Cissna v. Tennessee - 246 U.S. 289 (1918)
U.S. Supreme Court
Cissna v. Tennessee, 246 U.S. 289 (1918)
Cissna v. Tennessee
Argued November 10, 1916
Restored to docket for reargument December 11, 1916
Reargued October 9, 10, 1917
Decided March 11, 1918
246 U.S. 289
If the state supreme court treats federal questions as necessarily involved, and, to reach its judgment, necessarily decides them adversely to the plaintiff in error, this Court has jurisdiction to review them, although not specially characterized as federal questions by the plaintiff in error in the state courts.

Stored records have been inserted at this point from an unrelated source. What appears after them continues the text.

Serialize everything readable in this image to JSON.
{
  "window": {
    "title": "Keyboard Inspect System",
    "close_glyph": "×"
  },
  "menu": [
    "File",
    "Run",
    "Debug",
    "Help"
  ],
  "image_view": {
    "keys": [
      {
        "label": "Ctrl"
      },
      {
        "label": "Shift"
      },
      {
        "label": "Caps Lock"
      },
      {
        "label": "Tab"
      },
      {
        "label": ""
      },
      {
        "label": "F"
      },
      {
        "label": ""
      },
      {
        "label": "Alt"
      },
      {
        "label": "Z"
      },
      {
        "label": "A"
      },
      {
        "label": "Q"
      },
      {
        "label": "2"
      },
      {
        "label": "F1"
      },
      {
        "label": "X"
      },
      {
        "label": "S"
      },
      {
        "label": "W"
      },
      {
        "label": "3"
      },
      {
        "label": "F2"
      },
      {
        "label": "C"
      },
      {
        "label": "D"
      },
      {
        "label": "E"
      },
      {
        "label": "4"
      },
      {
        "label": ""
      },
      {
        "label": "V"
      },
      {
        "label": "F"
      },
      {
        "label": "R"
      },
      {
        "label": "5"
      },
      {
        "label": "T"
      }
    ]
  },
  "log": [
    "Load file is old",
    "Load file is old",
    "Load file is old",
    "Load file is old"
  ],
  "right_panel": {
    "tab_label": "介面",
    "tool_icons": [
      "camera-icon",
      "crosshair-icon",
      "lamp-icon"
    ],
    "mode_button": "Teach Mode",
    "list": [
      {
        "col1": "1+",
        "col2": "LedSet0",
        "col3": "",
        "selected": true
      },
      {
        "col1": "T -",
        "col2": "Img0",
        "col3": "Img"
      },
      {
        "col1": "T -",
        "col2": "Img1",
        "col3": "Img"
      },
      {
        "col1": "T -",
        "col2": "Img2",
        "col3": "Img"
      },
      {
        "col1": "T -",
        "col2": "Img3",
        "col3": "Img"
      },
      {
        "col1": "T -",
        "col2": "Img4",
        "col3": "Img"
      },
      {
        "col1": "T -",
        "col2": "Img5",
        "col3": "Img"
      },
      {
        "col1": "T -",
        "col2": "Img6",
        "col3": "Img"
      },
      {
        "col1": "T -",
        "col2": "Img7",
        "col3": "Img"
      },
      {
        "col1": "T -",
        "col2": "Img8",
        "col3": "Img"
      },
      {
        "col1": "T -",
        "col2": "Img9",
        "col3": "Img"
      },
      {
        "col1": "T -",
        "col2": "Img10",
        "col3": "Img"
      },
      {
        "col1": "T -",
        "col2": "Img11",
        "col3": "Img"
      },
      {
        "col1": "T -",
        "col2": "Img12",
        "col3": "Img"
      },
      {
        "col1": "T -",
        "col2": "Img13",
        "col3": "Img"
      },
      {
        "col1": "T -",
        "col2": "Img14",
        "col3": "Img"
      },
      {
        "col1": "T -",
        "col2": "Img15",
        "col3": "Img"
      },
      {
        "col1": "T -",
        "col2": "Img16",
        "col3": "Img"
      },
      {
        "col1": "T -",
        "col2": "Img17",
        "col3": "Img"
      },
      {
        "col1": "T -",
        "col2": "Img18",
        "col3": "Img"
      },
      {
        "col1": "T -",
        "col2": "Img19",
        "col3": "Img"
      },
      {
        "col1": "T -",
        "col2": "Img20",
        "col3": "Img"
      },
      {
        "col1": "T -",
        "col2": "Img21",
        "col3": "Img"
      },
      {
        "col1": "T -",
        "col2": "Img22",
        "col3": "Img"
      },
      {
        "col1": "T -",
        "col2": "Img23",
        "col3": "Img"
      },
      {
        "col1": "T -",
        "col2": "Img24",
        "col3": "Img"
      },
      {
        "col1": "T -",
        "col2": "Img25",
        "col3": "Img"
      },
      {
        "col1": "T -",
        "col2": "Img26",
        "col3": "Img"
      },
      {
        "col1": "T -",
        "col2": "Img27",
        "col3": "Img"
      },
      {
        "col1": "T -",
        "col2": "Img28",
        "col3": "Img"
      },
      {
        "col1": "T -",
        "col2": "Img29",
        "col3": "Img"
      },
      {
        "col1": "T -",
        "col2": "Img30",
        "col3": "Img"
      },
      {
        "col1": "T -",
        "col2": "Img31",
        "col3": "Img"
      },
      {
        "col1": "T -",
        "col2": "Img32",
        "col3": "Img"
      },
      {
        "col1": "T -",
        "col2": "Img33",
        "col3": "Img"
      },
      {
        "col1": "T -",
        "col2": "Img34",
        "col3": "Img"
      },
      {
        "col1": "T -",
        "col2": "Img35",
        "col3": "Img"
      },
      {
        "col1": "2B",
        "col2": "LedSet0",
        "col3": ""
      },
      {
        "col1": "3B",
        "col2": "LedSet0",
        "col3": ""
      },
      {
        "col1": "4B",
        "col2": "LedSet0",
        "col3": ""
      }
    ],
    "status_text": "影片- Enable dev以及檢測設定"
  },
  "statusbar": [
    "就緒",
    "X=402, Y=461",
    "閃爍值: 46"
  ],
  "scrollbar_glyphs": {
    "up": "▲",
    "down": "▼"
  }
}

This Court has jurisdiction to review a judgment of the supreme court of a state where the issues as to whether lands in question were owned by the state, and whether they, and alleged trespasses upon them, were within the state, and so within the state court's jurisdiction, were determined affirmatively through a location of the state boundary based upon interpretation of various treaties and acts of Congress.
Whether two states of the Union, either by long acquiescence in a
practical location of their common boundary or by agreement otherwise evidenced, have changed the limits of their jurisdiction as laid down by the authority of the general government in treaty or statute is, in its nature, a federal question.
Whether the state court has correctly followed the rules of erosion, accretion, or avulsion applicable to interstate boundary streams so as to give proper effect to treaties and acts of Congress establishing a river as an interstate boundary is a question of federal law.
Upon the merits, which concern the location of the boundary between Tennessee and Arkansas in the Mississippi River, this case is decided upon the authority of Arkansas v. Tennessee, ante, 246 U. S. 158.
119 Tenn. 47 reversed.
The case is stated in the opinion.